Three of Maple Grove’s Best Educators Discuss their Dedication to Teaching

Three local educators describe their dedication to the teaching profession.
Maple Grove Senior High School teachers Matt Detloff, Mark Cook and Steve Borgstrom.

Teachers dedicate their lives to imparting knowledge to young people. Along the way, many inspire students with their enthusiasm and desire to make a difference in the world. Three such teachers were voted this year’s ‘best teacher’ finalists in Maple Grove Magazine’s Best Of reader survey. Now that school is back in full swing, take a peek at some of what makes Mark Cook, Matt Detloff and Steve Borgstrom stand out in a crowd of wonderful local teachers.

Mark Cook is a homegrown educator who’s known he wanted to be a teacher and coach since the ninth grade. Cook credits a junior high school teacher for inspiring his desire to make a difference in young people’s lives. During Cook’s teen years at Osseo High School, he seized an opportunity to get his feet wet by volunteering with eighth graders at Maple Grove Junior High. Since then, Cook had no doubt he would pursue a teaching career.

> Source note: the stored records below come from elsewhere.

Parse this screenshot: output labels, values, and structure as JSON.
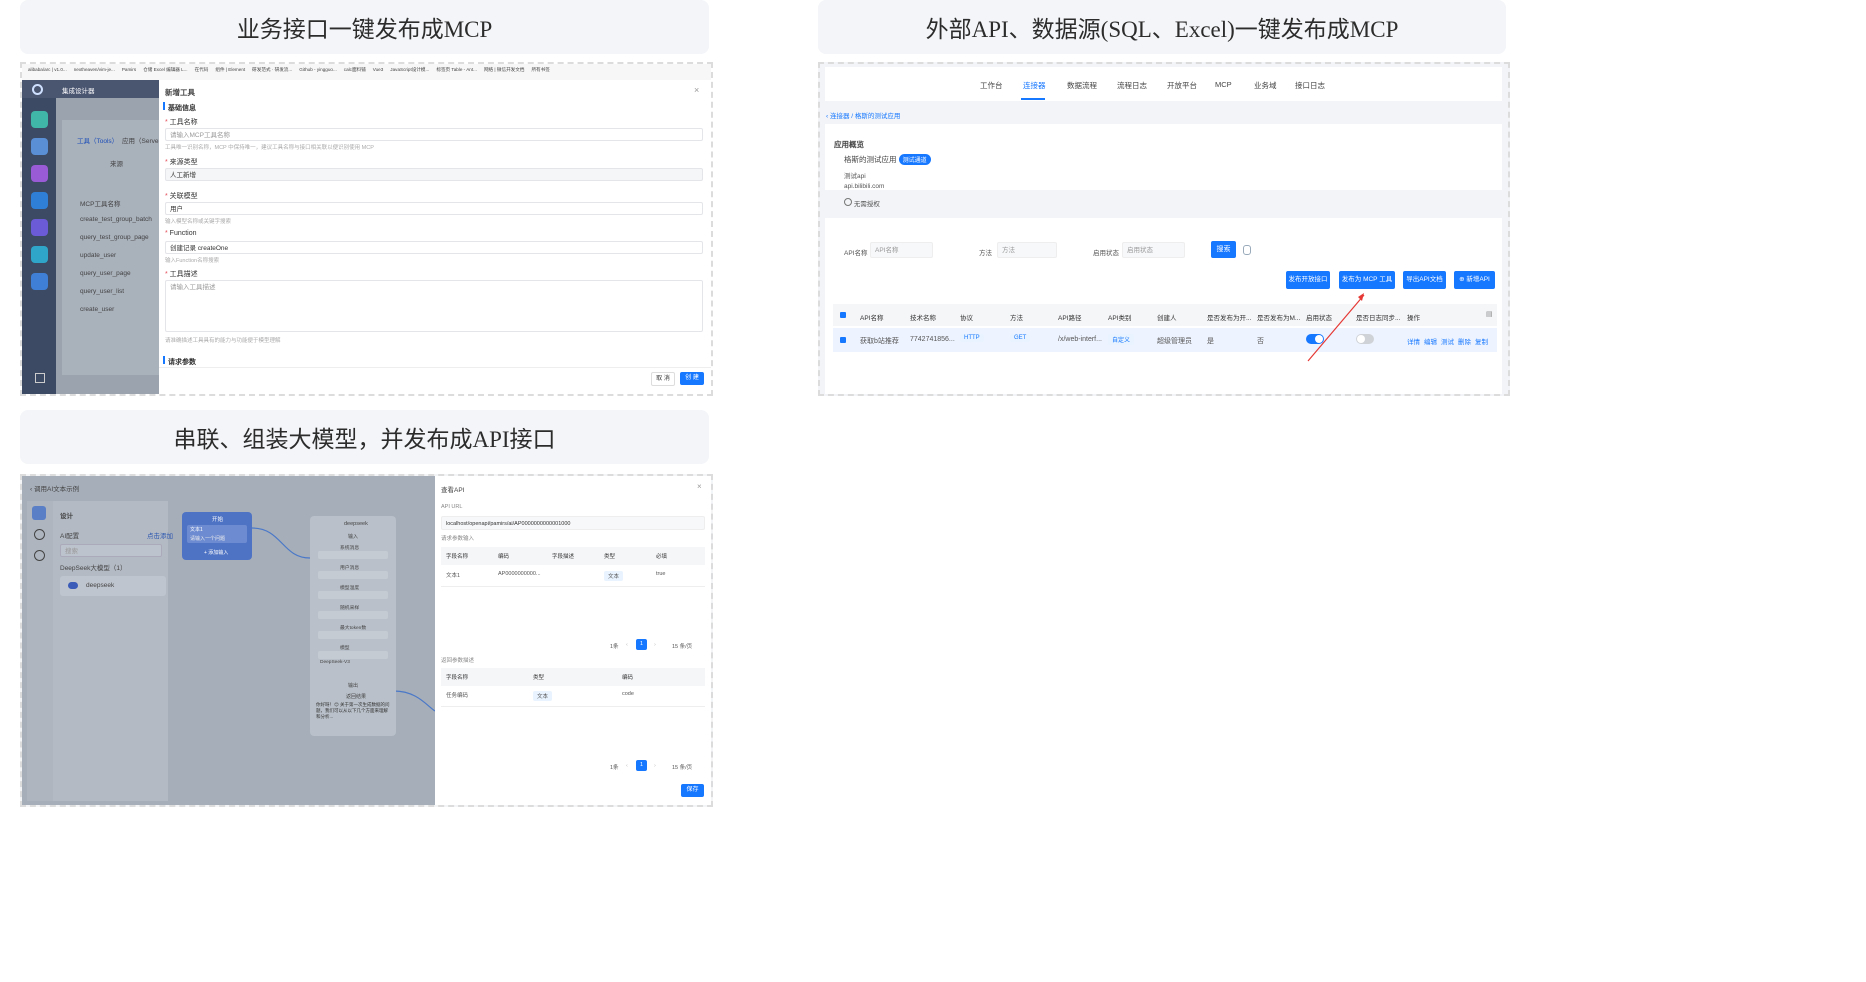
{
  "headers": {
    "top_left": "业务接口一键发布成MCP",
    "top_right": "外部API、数据源(SQL、Excel)一键发布成MCP",
    "bottom_left": "串联、组装大模型，并发布成API接口"
  },
  "panel1": {
    "bookmarks": [
      "alibaba/arc | v1.0...",
      "nextheaven/vim-je...",
      "Pamirs",
      "仓储 Excel 编辑器 L...",
      "在代码",
      "组件 | Element",
      "研发范式 · 研发流...",
      "Github - yingguo...",
      "calc面料铺",
      "Vue3",
      "JavaScript设计模...",
      "标签页 Table - Ant...",
      "网络 | 微信开发文档",
      "所有书签"
    ],
    "app_title": "集成设计器",
    "tabs": [
      "工具（Tools）",
      "应用（Server）"
    ],
    "sub_tab": "来源",
    "list_header": "MCP工具名称",
    "list_items": [
      "create_test_group_batch",
      "query_test_group_page",
      "update_user",
      "query_user_page",
      "query_user_list",
      "create_user"
    ],
    "dialog_title": "新增工具",
    "section_basic": "基础信息",
    "field_tool_name": "工具名称",
    "field_tool_name_ph": "请输入MCP工具名称",
    "field_tool_name_hint": "工具唯一识别名称，MCP 中保持唯一，建议工具名称与接口相关联以便识别使用 MCP",
    "field_source": "来源类型",
    "field_source_val": "人工新增",
    "field_model": "关联模型",
    "field_model_val": "用户",
    "field_model_hint": "输入模型名称或关键字搜索",
    "field_function": "Function",
    "field_function_val": "创建记录 createOne",
    "field_function_hint": "输入Function名称搜索",
    "field_desc": "工具描述",
    "field_desc_ph": "请输入工具描述",
    "field_desc_hint": "请准确描述工具具有的能力与功能便于模型理解",
    "section_params": "请求参数",
    "btn_cancel": "取 消",
    "btn_create": "创 建"
  },
  "panel2": {
    "nav": [
      "工作台",
      "连接器",
      "数据流程",
      "流程日志",
      "开放平台",
      "MCP",
      "业务域",
      "接口日志"
    ],
    "nav_active": "连接器",
    "breadcrumb": "连接器 / 格斯的测试应用",
    "overview_title": "应用概览",
    "app_name": "格斯的测试应用",
    "app_badge": "测试通道",
    "app_desc": "测试api",
    "app_domain": "api.bilibili.com",
    "app_auth": "无需授权",
    "filter_name_label": "API名称",
    "filter_name_ph": "API名称",
    "filter_method_label": "方法",
    "filter_method_ph": "方法",
    "filter_status_label": "启用状态",
    "filter_status_ph": "启用状态",
    "btn_search": "搜索",
    "btn_publish_open": "发布开放接口",
    "btn_publish_mcp": "发布为 MCP 工具",
    "btn_export": "导出API文档",
    "btn_add": "新增API",
    "columns": [
      "API名称",
      "技术名称",
      "协议",
      "方法",
      "API路径",
      "API类别",
      "创建人",
      "是否发布为开...",
      "是否发布为M...",
      "启用状态",
      "是否日志同步...",
      "操作"
    ],
    "row": {
      "name": "获取b站推荐",
      "tech": "7742741856...",
      "protocol": "HTTP",
      "method": "GET",
      "path": "/x/web-interf...",
      "category": "自定义",
      "creator": "超级管理员",
      "pub_open": "是",
      "pub_mcp": "否",
      "enabled": true,
      "log_sync": false,
      "actions": [
        "详情",
        "编辑",
        "测试",
        "删除",
        "复制"
      ]
    }
  },
  "panel3": {
    "back_title": "调用AI文本示例",
    "design_label": "设计",
    "ai_config_label": "AI配置",
    "ai_config_add": "点击添加",
    "search_ph": "搜索",
    "model_group": "DeepSeek大模型（1）",
    "model_item": "deepseek",
    "node_start": "开始",
    "node_start_field": "文本1",
    "node_start_hint": "请输入一个问题",
    "node_start_add": "+ 添加输入",
    "node_ds_title": "deepseek",
    "node_ds_input": "输入",
    "node_ds_fields": [
      "系统消息",
      "用户消息",
      "模型温度",
      "随机采样",
      "最大token数",
      "模型"
    ],
    "node_ds_model_val": "DeepSeek-V3",
    "node_ds_output": "输出",
    "node_ds_result": "返回结果",
    "node_ds_text": "你好呀！😊 关于第一次生成数据的问题，我们可以从以下几个方面来理解和分析...",
    "drawer_title": "查看API",
    "api_url_label": "API URL",
    "api_url": "localhost/openapi/pamirs/ai/AP0000000000001000",
    "input_section": "请求参数输入",
    "input_cols": [
      "字段名称",
      "编码",
      "字段描述",
      "类型",
      "必填"
    ],
    "input_row": [
      "文本1",
      "AP0000000000...",
      "",
      "文本",
      "true"
    ],
    "pager_total": "1条",
    "pager_page": "1",
    "pager_size": "15 条/页",
    "output_section": "返回参数描述",
    "output_cols": [
      "字段名称",
      "类型",
      "编码"
    ],
    "output_row": [
      "任务编码",
      "文本",
      "code"
    ],
    "pager2_total": "1条",
    "pager2_page": "1",
    "pager2_size": "15 条/页",
    "btn_save": "保存"
  }
}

Currently marking his 14th year in the profession, Cook teaches tenth grade U.S. history and American pop culture and coaches football at Maple Grove Senior High School.“Developing relationships with great young people is the most rewarding part of my job,” he says. “Kids are capable of incredible accomplishments and I’m excited to have a little something to do with preparing them.” Preparing students is often a team activity.

For the past year, Cook has partnered with social studies teacher, Matt Detloff, someone Cook describes as one of the best up and coming teachers in the district. Detloff also coaches football alongside Cook. He is an advisor to the Action for Reaction and Spirit Council, is the boys’ basketball team announcer and is a self-proclaimed Crimson super fan. “I’ve wanted to teach since sixth grade,” Detloff says. “That was when I realized truly masterful teachers would not accept anything less than my best.” Detloff has established a rewarding tradition in his three years as a teacher.

After students finish a final exam in his class, Detloff reads from the Dr. Seuss book,  Oh! The Places You Will Go! He asks students to reflect on where they’ve been and envision the endless possibilities for their futures.

Veteran teacher Steve Borgstrom has helped students discover their potential for 33 years. Cook recalls Mr. Borgstrom as an incredible music teacher back when he was a student at Osseo High School. Borgstrom has directed elementary, junior high and senior high orchestra, elementary and senior high band, jazz ensemble, marching band and guitar classes. He is especially grateful for the opportunity to teach the first ever beginning guitar class in the district in 1999. Since then, the beginning guitar curriculum has grown to include over 200 students at all three high schools in the district each year who learn to chord, read music and perform together. It is the only instrumental music class in the district that students can begin during high school.

Throughout every music class Borgstrom teaches, he hopes kids will learn that music is magic. “Music education activates both hemispheres of the brain at the same time,” Borgstrom says. “Learning to read music and make instant decisions about how to react to those symbols on the page help make students smarter and more well-rounded people. Kids may not become famous musicians. But the simple acts of setting a goal and practicing instill discipline and build brain power.”

Borgstrom reinforces the notion music is magic with a Harry Potter themed magic wand as his conductor’s baton. He purchased the wand at the Renaissance Festival and had it engraved with symbols for peace, love, strength and balance. Unlike a flimsy fiberglass baton, the heft of Borgstrom’s magic wand carries more power when he whacks his music stand to keep the beat. And if a student acts up, Borgstrom simply waves his wand toward the offender and quotes a spell from the treasured Potter lexicon. Kids laugh and cease their disruption. Honored to be considered among the best, these three teachers feel privileged to know and learn from one another. They also feel especially privileged to get to know and help to grow the future leaders of Maple Grove.